*** MATERIAL PROVIDED

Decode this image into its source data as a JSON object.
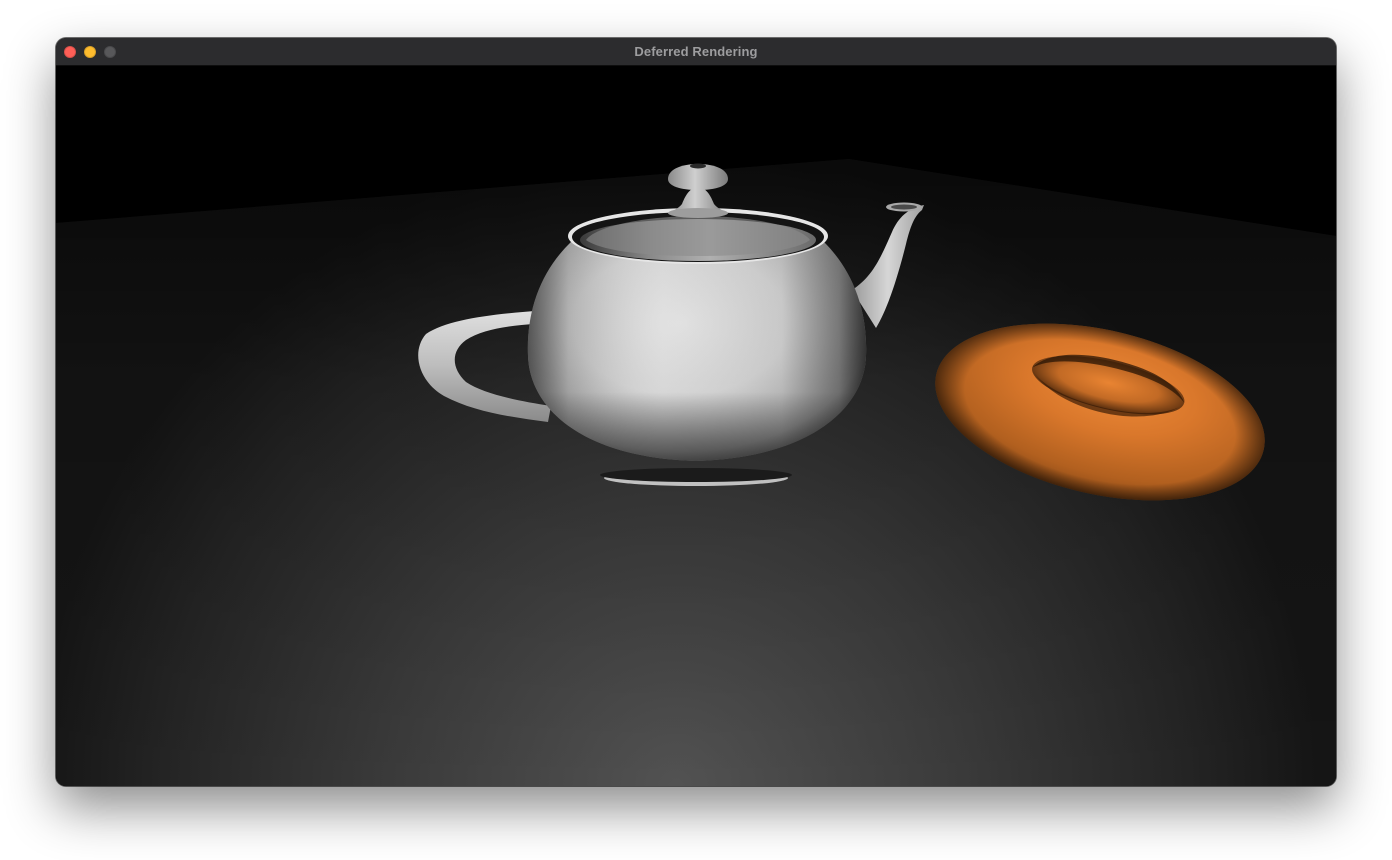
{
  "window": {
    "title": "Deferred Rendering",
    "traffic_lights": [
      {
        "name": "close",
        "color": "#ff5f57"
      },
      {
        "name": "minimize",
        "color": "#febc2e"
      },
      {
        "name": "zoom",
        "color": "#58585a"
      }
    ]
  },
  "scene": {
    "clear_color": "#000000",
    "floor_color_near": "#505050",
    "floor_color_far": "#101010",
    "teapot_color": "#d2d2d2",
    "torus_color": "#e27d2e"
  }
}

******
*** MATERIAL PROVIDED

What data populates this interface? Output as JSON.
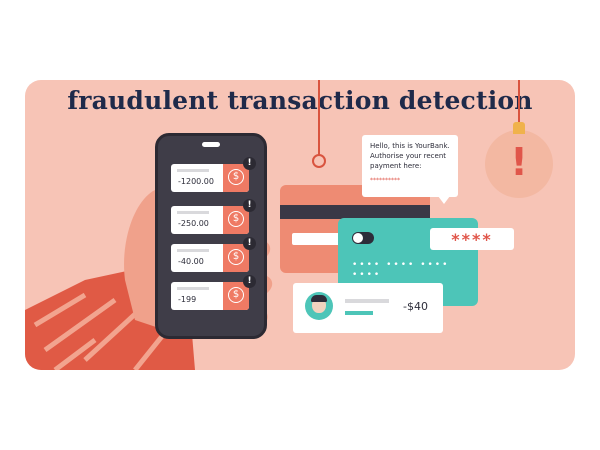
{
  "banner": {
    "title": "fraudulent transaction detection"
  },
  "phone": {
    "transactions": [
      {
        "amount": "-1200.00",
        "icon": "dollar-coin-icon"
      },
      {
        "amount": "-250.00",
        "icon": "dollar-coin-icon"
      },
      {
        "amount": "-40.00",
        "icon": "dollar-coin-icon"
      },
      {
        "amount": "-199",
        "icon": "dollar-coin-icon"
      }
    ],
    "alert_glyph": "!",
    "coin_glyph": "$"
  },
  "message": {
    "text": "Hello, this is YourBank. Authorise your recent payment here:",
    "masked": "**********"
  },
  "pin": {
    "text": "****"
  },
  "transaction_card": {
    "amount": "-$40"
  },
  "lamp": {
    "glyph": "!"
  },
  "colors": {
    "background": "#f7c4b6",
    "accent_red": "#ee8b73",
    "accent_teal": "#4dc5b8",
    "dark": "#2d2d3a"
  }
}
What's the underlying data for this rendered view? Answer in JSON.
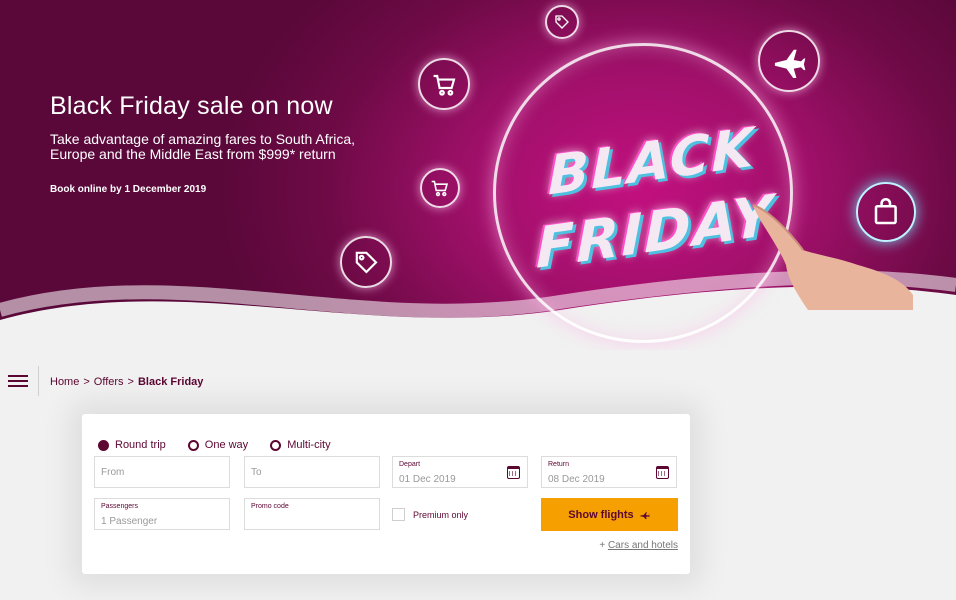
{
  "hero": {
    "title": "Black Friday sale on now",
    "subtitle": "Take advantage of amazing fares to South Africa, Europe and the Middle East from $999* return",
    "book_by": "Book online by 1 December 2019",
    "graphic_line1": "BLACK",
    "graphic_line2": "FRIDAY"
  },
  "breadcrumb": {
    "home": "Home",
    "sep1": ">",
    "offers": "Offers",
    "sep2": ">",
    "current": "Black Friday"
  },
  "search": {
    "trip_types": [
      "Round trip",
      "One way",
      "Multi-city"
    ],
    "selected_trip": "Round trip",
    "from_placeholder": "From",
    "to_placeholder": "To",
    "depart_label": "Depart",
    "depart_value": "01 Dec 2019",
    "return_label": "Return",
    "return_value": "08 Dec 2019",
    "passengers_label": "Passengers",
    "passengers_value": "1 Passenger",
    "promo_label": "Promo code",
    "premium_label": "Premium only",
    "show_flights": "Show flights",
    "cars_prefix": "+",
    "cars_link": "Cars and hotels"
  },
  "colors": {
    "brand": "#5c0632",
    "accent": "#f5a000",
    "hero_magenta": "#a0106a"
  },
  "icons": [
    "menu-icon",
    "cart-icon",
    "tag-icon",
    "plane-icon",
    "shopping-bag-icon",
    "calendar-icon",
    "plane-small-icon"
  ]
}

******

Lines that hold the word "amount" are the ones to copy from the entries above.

RESULT FOR THIS TASK:
        "amount": "-1200.00",
        "amount": "-250.00",
        "amount": "-40.00",
        "amount": "-199",
    "amount": "-$40"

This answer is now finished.